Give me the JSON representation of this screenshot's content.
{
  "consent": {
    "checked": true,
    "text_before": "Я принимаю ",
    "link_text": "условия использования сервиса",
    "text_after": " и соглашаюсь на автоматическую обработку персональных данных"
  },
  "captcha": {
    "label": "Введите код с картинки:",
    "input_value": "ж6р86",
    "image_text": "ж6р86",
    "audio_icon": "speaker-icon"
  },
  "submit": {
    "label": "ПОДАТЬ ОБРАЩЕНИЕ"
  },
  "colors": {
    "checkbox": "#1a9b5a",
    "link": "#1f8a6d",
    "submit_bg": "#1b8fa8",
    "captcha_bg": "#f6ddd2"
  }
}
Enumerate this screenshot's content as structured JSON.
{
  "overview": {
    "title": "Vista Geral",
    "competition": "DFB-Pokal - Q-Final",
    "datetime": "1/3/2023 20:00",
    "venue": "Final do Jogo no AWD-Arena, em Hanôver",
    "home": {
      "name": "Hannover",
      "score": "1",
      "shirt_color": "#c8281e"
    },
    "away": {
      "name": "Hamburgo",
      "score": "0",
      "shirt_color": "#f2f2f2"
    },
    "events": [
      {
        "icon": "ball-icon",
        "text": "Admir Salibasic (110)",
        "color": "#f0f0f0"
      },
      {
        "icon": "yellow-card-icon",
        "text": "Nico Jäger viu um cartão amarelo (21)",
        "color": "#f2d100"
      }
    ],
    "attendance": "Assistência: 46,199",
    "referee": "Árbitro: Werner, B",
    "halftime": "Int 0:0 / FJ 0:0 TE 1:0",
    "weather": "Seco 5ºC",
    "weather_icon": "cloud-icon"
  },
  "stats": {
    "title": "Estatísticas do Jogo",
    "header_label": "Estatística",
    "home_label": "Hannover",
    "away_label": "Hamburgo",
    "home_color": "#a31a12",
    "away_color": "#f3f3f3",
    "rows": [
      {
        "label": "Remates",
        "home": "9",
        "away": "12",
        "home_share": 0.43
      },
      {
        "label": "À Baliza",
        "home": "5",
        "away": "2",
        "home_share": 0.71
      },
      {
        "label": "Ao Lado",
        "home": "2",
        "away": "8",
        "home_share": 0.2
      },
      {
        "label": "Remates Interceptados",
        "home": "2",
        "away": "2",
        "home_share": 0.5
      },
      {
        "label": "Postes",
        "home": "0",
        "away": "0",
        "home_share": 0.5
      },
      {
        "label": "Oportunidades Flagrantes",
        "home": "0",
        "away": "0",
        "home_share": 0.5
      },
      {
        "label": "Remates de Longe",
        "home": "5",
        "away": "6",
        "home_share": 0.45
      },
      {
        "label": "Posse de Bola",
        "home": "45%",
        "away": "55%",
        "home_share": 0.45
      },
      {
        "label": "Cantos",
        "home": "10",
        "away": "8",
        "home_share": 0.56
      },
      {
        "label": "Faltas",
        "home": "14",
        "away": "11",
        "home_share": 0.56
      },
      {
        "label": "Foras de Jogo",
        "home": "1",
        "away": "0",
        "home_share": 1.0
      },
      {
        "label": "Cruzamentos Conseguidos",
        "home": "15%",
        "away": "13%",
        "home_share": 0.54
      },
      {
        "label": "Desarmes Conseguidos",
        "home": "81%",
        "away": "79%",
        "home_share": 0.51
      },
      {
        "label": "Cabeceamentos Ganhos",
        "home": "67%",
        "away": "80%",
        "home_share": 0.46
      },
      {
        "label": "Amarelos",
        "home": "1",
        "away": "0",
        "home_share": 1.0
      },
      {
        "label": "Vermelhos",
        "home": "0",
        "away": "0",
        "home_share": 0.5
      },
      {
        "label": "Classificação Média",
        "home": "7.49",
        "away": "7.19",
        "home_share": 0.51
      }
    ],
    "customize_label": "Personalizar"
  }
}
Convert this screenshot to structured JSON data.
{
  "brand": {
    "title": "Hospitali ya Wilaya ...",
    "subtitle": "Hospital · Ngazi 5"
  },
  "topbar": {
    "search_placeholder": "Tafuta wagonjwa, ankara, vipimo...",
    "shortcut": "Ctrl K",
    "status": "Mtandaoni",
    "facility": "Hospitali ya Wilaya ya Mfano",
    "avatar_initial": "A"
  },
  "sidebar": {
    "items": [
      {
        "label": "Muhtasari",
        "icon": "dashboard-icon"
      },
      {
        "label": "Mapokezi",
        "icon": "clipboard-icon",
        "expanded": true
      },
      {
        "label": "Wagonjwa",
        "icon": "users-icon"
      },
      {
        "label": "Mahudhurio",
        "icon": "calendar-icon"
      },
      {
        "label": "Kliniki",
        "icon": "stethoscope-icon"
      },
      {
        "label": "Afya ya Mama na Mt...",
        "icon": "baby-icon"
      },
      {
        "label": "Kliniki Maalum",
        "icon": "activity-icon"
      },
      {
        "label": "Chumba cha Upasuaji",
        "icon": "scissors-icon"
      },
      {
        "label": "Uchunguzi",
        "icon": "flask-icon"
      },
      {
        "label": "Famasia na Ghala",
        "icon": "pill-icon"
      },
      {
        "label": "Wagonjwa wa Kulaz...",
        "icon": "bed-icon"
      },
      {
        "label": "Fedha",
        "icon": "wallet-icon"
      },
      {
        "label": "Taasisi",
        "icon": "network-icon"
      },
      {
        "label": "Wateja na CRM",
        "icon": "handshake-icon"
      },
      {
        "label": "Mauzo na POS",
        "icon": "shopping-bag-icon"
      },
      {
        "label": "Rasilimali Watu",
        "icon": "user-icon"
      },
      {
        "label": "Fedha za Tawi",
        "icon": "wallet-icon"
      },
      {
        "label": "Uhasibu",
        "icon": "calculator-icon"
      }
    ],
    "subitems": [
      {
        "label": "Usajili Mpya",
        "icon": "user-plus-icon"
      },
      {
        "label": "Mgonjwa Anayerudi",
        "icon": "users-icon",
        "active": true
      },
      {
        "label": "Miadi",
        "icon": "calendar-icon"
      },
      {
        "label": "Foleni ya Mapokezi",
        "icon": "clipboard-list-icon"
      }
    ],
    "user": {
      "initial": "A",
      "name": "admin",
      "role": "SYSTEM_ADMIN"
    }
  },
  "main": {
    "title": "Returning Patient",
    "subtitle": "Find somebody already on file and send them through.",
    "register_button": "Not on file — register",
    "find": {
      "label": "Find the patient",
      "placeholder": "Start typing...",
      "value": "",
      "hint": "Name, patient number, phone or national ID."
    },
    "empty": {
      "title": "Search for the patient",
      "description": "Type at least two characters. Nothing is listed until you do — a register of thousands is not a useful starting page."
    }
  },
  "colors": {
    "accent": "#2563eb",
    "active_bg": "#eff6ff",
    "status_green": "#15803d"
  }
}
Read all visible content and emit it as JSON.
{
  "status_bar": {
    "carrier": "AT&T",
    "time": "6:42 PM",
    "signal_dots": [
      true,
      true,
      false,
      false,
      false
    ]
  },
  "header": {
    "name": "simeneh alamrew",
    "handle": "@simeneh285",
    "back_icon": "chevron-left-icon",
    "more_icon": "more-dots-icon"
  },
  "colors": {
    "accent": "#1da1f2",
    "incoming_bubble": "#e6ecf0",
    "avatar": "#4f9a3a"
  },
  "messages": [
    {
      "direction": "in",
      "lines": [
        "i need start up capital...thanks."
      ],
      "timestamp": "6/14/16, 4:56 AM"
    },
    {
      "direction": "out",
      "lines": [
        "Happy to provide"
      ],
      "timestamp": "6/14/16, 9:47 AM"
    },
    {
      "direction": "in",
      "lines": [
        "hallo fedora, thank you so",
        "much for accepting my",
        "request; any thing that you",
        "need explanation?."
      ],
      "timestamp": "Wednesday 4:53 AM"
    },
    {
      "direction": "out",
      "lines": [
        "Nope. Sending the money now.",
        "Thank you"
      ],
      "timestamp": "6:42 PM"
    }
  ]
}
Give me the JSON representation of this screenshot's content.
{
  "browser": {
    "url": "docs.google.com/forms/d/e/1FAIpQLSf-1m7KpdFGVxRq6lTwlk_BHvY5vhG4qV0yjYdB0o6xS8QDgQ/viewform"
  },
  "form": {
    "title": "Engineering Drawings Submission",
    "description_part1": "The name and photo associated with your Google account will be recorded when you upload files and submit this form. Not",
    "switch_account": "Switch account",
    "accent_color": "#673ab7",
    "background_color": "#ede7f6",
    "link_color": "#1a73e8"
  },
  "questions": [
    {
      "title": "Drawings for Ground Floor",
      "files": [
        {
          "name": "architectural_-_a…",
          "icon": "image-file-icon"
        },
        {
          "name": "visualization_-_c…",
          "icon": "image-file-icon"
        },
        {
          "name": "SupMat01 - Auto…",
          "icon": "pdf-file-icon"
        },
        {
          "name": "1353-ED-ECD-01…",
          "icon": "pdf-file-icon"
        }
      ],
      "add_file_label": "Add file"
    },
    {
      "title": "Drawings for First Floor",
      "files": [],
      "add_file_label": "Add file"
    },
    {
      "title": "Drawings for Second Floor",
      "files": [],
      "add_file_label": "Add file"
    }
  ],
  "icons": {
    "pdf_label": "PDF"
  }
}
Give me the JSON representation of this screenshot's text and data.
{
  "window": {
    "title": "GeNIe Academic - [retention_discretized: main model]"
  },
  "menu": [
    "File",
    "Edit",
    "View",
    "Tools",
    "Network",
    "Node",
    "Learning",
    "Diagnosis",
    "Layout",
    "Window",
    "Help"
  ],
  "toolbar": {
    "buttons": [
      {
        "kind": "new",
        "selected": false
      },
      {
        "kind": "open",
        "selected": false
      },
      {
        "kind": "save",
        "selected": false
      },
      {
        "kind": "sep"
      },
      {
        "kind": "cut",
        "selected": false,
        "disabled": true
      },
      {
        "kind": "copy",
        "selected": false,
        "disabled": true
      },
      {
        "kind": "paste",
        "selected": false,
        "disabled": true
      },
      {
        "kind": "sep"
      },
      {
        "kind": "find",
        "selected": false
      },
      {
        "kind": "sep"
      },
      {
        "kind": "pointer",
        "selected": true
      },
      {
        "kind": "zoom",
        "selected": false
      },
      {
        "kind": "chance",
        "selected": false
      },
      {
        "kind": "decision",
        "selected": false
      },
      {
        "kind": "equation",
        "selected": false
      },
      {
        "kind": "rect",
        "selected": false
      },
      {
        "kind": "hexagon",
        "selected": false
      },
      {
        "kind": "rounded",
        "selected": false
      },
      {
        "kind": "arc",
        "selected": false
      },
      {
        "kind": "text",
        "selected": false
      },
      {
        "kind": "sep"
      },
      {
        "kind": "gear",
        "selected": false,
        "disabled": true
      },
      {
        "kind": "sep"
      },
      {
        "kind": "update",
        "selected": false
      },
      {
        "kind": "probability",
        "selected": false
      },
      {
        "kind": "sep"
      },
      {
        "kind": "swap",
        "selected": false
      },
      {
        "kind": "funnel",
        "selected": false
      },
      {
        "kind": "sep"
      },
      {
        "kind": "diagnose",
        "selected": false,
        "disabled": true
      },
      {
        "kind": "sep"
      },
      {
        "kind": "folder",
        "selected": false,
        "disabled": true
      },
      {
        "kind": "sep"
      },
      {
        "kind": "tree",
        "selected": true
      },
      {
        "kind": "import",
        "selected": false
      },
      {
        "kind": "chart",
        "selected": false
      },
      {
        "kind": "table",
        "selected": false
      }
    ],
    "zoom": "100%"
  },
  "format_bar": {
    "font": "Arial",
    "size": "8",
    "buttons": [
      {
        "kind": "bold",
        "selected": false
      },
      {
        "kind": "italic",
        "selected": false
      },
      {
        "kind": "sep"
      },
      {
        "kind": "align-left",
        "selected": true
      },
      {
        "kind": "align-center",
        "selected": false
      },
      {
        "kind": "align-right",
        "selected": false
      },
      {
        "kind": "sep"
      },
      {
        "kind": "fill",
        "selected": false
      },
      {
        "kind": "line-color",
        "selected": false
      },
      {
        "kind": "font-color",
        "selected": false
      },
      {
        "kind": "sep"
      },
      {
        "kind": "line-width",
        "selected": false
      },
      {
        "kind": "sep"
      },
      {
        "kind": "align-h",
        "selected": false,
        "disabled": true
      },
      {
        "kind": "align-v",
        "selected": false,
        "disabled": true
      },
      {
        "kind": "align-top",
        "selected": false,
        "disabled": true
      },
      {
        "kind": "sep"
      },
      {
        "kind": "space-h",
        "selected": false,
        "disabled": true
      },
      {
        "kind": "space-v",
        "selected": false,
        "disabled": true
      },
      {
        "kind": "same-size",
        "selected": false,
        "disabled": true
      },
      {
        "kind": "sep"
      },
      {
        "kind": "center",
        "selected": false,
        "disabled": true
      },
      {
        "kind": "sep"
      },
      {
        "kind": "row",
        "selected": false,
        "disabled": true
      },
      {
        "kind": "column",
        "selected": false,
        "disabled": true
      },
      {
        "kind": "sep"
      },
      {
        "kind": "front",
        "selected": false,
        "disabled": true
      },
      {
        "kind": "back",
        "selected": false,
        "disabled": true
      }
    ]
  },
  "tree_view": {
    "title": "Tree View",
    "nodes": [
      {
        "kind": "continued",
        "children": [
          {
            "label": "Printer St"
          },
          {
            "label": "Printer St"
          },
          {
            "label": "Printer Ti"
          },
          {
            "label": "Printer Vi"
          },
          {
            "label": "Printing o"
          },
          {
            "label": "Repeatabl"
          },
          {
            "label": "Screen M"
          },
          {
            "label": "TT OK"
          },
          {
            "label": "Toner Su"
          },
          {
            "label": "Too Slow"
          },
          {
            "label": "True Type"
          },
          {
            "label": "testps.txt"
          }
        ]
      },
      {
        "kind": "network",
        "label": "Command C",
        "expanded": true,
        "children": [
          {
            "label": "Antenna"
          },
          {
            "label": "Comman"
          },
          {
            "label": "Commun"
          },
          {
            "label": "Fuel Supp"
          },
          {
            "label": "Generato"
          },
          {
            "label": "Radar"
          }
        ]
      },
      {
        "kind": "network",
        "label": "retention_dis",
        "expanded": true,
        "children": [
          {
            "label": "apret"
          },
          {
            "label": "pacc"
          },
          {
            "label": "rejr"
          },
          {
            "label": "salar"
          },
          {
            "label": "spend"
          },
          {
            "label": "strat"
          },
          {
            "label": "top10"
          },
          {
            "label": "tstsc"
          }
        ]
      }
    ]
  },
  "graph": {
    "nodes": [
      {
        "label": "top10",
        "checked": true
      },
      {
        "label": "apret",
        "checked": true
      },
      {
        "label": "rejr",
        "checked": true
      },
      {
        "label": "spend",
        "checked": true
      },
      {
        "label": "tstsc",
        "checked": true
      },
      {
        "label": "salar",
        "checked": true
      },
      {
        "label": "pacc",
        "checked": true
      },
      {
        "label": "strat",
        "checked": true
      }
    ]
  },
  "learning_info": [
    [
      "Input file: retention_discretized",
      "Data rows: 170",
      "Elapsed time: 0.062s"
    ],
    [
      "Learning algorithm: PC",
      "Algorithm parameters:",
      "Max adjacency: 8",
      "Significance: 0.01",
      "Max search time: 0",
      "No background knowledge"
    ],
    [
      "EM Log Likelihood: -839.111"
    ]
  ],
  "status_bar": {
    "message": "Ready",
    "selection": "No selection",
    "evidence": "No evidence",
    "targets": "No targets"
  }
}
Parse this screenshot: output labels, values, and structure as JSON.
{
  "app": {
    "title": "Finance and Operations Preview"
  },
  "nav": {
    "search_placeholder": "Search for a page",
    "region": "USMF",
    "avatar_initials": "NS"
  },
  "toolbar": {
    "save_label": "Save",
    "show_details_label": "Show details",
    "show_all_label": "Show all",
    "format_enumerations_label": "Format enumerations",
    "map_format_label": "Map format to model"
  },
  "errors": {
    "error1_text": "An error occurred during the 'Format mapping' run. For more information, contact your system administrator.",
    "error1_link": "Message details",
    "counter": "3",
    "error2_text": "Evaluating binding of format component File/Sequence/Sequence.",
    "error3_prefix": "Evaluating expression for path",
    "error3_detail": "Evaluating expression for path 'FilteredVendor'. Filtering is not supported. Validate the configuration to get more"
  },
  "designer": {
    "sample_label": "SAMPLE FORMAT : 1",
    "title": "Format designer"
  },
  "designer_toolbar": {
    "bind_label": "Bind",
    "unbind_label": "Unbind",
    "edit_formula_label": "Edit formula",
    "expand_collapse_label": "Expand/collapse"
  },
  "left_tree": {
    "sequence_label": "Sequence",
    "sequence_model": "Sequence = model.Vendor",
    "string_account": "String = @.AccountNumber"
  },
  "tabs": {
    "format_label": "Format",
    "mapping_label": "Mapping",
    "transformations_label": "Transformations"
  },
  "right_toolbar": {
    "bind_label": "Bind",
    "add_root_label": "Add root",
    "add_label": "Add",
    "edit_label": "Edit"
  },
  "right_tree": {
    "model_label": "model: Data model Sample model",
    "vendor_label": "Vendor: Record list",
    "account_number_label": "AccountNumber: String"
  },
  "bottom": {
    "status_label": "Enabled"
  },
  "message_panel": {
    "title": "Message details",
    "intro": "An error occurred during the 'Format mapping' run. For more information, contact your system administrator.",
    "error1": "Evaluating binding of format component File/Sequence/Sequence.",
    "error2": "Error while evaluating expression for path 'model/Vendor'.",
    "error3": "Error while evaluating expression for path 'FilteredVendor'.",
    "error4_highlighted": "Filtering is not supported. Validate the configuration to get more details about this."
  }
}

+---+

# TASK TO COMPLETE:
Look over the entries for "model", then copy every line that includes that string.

# EXERCISE RESULT:
    "title": "GeNIe Academic - [retention_discretized: main model]"
    "map_format_label": "Map format to model"
    "sequence_model": "Sequence = model.Vendor",
    "model_label": "model: Data model Sample model",
    "error2": "Error while evaluating expression for path 'model/Vendor'.",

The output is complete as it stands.